Tuesday, January 12, 2010

Statement of Cash Flows

I'm doing Continuing Professional Education (required for my CPA license) and today I reviewed the Statement of Cash Flows.

This is one of the major financial statements. It answers the question, "My Income Statement says I'm making a profit, so where did all my money go?" This is The Big Question people have asked me for years and years.

The problem is that some of the profit came from accruals, such as deferred revenues that became "undeferred" and now hits Income. Not all expenses were cash outlays, either. Depreciation, for example.

The question is further complicated when money goes out for non-income items. Buying or selling fixed assets, for example. Another is loan payments.

The Statement of Cash Flows answers the Big Question this way.

It starts out with the Net Income from the Income Statement. Then there's a bunch of line items called "Operating Activities". These take care of most of those pesky accrual things.

Next is a group called "Investing Activities". As the title indicates, these are buying and selling stocks and bonds. It also includes buying and selling fixed assets, though this has always struck me as confusing.

Finally, there's "Financing Activities". A company can finance it's operations by issuing its own stock. It can also buy some of it back (Treasury Stock). More often, a company takes out a loan from the bank or someone else. These all go here.

Netting all these together gives you the net change in cash. Add into the mix the cash the company started the period out with and (Presto!) you've got the ending cash in the bank.
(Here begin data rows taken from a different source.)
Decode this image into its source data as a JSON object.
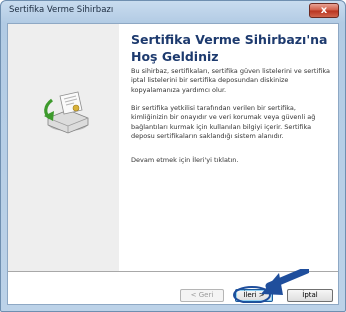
{
  "window": {
    "title": "Sertifika Verme Sihirbazı",
    "close_glyph": "x"
  },
  "wizard": {
    "heading": "Sertifika Verme Sihirbazı'na Hoş Geldiniz",
    "paragraph1": "Bu sihirbaz, sertifikaları, sertifika güven listelerini ve sertifika iptal listelerini bir sertifika deposundan diskinize kopyalamanıza yardımcı olur.",
    "paragraph2": "Bir sertifika yetkilisi tarafından verilen bir sertifika, kimliğinizin bir onayıdır ve veri korumak veya güvenli ağ bağlantıları kurmak için kullanılan bilgiyi içerir. Sertifika deposu sertifikaların saklandığı sistem alanıdır.",
    "paragraph3": "Devam etmek için İleri'yi tıklatın."
  },
  "buttons": {
    "back": "< Geri",
    "next": "İleri >",
    "cancel": "İptal"
  },
  "icons": {
    "wizard": "certificate-export-icon",
    "callout": "arrow-icon"
  },
  "colors": {
    "heading": "#1d3a6e",
    "callout_arrow": "#1f4e9c",
    "left_pane": "#eeeeee"
  }
}
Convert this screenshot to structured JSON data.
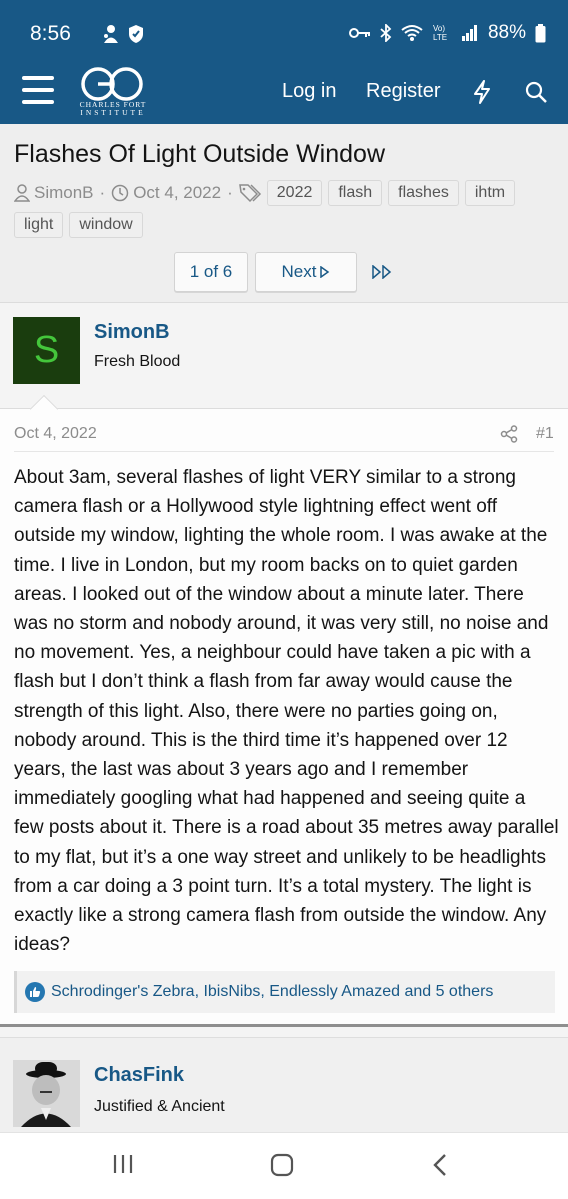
{
  "status_bar": {
    "time": "8:56",
    "battery": "88%",
    "left_icons": [
      "notification-icon",
      "shield-icon"
    ],
    "right_icons": [
      "key-icon",
      "bluetooth-icon",
      "wifi-icon",
      "volte-icon",
      "signal-icon",
      "battery-icon"
    ],
    "volte_label": "Vo)\nLTE"
  },
  "header": {
    "logo_text": "CHARLES FORT INSTITUTE",
    "logo_line1": "CHARLES FORT",
    "logo_line2": "INSTITUTE",
    "login_label": "Log in",
    "register_label": "Register",
    "icons": [
      "menu-icon",
      "bolt-icon",
      "search-icon"
    ],
    "brand_color": "#185886"
  },
  "thread": {
    "title": "Flashes Of Light Outside Window",
    "author": "SimonB",
    "date": "Oct 4, 2022",
    "separator": "·",
    "tags": [
      "2022",
      "flash",
      "flashes",
      "ihtm",
      "light",
      "window"
    ]
  },
  "pagination": {
    "current": "1 of 6",
    "next_label": "Next",
    "next_glyph": "▷",
    "last_icon": "double-chevron-right-icon"
  },
  "posts": [
    {
      "avatar_letter": "S",
      "username": "SimonB",
      "user_title": "Fresh Blood",
      "date": "Oct 4, 2022",
      "post_number": "#1",
      "body": "About 3am, several flashes of light VERY similar to a strong camera flash or a Hollywood style lightning effect went off outside my window, lighting the whole room. I was awake at the time. I live in London, but my room backs on to quiet garden areas. I looked out of the window about a minute later. There was no storm and nobody around, it was very still, no noise and no movement. Yes, a neighbour could have taken a pic with a flash but I don’t think a flash from far away would cause the strength of this light. Also, there were no parties going on, nobody around. This is the third time it’s happened over 12 years, the last was about 3 years ago and I remember immediately googling what had happened and seeing quite a few posts about it. There is a road about 35 metres away parallel to my flat, but it’s a one way street and unlikely to be headlights from a car doing a 3 point turn. It’s a total mystery. The light is exactly like a strong camera flash from outside the window. Any ideas?",
      "reactions": "Schrodinger's Zebra, IbisNibs, Endlessly Amazed and 5 others"
    },
    {
      "username": "ChasFink",
      "user_title": "Justified & Ancient"
    }
  ],
  "android_nav": {
    "icons": [
      "recent-apps-icon",
      "home-icon",
      "back-icon"
    ]
  }
}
- Like magic, only like magic if you know the secret, the whole thing is logical.